Personal goals in old age - relationships with resources in life, exercise activity and life-space mobility

Participation in activities according to one’s personal goals is a central component of active aging. This study explored what kinds of personal goals older people have, how these goals change over the years, and how they relate to resources in life. The cross-sectional and longitudinal associations of personal goals with exercise activity and life-space mobility were also examined.

The thesis forms part of two larger studies: Life-Space Mobility in Old Age (LISPE) and the Finnish Twin Study on Aging (FITSA). Data on 824 men and women from the LISPE study (mean age 80.1 y), and 308 women from the FITSA study (mean age 71.2 y) were analyzed. Personal goals were obtained with a revised version of the Personal Project Analysis. Measures of life resources, mobility limitation and physical activity were self-reported. Life-space mobility was assessed with the University of Alabama at Birmingham Study of Aging Life-Space Assessment.

Health maintenance goals were the most commonly reported and they correlated with good health resources. In contrast, recovery goals were more often reported by people with poor health and functioning. Good health resources were associated with goal setting related to other people, leisure-time activities and physical activities. Activity goals were often abandoned with aging, at least partly due to mobility decline.
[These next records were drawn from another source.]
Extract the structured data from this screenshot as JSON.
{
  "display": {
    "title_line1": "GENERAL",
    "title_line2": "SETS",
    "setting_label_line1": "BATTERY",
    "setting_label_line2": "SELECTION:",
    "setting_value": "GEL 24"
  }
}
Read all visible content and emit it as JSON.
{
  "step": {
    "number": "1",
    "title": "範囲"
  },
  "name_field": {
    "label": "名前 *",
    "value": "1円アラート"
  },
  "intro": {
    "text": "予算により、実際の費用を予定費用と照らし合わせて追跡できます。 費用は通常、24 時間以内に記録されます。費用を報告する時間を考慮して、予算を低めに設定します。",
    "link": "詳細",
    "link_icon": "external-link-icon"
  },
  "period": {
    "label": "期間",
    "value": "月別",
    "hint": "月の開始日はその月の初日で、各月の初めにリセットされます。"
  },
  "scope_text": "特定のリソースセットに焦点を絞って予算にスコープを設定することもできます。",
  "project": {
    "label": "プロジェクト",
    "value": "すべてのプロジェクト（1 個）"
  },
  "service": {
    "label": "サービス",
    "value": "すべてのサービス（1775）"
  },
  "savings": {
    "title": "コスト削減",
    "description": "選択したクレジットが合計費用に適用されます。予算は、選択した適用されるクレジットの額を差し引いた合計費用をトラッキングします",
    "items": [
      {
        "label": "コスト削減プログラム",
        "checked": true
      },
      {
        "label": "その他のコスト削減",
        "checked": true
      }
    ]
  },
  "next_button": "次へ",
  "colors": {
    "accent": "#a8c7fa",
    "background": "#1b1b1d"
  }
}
Exercise-related goals correlated with higher exercise activity both cross-sectionally and longitudinally. Life-space mobility was higher among those with goals related to activeness in daily life, mental health, and exercise when compared to those not reporting such goals. Over the two-year follow-up, goals related to maintaining functioning predicted higher life-space mobility – an indicator of community participation.

Poor health and functioning may prevent older people from engaging in active goals in their lives. However, goal engagement may also promote active aging and participation, even in the face of decline in health and functioning. Therefore, older people should be encouraged to actively strive for personal goals in their lives.

The dissertation is available on website below:


City (for University):
University of Jyväskylä